▼

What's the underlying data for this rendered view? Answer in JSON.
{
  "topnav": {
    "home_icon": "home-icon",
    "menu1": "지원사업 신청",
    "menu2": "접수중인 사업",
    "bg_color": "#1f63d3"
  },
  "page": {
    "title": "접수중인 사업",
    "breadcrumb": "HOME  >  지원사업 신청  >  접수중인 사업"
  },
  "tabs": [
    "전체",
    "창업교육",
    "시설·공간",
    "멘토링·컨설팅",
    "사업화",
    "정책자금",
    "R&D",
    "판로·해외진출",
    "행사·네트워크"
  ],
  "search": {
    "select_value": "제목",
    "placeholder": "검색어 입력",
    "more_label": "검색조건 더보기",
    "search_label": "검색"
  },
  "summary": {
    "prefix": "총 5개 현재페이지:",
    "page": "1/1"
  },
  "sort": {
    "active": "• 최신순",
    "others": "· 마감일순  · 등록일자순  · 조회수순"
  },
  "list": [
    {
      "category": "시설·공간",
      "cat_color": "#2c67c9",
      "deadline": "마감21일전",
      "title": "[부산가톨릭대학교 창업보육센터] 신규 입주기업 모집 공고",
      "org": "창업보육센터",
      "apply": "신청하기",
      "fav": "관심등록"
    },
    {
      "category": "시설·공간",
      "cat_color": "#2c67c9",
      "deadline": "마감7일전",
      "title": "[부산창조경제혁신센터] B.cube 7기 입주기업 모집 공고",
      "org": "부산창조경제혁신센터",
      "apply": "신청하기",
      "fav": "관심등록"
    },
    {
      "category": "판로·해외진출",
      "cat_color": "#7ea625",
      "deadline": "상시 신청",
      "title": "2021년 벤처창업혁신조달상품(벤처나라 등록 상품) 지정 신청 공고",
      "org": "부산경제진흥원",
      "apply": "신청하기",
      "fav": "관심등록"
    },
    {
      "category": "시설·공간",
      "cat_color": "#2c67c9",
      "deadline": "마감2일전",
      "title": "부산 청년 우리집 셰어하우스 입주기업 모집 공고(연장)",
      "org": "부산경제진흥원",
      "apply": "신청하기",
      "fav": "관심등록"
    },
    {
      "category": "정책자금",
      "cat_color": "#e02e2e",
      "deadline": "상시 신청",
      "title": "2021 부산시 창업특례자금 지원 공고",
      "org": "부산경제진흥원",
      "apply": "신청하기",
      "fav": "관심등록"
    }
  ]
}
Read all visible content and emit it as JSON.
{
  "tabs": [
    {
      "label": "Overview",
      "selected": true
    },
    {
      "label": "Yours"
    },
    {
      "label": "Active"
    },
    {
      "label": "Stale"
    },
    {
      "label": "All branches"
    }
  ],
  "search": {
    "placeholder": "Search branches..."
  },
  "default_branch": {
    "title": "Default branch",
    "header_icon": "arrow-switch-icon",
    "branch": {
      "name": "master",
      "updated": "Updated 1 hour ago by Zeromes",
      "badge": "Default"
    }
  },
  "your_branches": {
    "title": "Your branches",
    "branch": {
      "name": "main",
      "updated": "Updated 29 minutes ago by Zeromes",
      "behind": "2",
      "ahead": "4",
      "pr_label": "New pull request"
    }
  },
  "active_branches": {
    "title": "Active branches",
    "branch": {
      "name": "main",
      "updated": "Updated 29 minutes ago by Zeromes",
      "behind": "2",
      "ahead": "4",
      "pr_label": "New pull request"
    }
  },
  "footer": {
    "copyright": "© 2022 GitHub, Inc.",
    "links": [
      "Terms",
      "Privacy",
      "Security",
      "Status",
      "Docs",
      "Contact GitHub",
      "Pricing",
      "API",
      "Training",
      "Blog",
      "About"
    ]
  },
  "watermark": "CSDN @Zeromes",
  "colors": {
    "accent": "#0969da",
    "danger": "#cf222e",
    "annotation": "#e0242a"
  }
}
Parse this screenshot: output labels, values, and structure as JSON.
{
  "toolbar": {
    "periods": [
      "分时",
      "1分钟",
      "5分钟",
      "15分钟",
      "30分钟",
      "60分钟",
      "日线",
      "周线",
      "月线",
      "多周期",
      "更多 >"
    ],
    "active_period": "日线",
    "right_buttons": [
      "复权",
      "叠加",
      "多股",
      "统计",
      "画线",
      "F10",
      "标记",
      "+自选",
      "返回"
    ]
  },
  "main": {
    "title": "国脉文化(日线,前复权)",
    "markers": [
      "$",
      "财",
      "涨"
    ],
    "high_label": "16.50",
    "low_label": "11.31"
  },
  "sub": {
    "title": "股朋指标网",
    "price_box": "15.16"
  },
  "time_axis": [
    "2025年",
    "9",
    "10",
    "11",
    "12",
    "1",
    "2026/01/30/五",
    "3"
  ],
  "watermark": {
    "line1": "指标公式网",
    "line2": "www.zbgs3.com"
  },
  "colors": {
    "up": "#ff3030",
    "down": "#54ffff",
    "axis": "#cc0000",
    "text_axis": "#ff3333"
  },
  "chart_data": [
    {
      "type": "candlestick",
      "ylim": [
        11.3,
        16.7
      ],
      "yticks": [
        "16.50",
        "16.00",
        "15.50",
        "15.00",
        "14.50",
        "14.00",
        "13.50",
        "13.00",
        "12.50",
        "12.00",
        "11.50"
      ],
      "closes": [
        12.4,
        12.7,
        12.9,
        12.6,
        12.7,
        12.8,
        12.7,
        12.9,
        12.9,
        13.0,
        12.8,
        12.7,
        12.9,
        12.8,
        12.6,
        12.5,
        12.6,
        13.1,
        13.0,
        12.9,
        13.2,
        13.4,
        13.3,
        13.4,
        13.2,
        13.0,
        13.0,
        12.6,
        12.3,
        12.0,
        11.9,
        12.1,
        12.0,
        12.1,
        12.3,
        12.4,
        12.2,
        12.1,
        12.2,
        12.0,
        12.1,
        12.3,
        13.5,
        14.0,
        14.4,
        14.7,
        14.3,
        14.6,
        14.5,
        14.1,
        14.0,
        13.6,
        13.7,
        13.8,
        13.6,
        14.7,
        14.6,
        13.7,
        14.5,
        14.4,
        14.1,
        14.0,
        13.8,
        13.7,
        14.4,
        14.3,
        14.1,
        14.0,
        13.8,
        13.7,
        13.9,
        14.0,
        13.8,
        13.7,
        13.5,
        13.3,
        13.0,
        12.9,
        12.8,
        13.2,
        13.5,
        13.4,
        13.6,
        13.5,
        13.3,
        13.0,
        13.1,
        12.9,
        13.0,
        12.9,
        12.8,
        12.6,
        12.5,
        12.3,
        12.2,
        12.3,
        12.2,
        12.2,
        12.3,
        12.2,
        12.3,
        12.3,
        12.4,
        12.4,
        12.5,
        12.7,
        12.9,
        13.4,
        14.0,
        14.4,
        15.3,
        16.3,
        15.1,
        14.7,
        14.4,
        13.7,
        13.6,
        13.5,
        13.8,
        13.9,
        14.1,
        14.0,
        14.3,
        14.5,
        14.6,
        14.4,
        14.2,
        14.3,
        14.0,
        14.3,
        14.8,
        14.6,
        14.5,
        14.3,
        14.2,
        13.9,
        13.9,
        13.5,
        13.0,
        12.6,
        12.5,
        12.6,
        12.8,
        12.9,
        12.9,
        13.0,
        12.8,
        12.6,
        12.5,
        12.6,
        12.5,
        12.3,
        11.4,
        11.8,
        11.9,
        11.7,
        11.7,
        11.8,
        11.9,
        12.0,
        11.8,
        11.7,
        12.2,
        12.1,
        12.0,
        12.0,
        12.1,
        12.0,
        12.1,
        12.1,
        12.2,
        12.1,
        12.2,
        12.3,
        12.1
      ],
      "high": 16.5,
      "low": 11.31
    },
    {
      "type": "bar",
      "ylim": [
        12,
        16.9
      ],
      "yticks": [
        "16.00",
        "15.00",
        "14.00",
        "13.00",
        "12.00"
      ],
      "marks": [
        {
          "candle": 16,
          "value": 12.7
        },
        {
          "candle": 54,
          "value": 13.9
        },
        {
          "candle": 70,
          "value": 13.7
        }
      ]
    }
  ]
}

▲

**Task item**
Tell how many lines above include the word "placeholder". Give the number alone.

**Response to the exercise**
2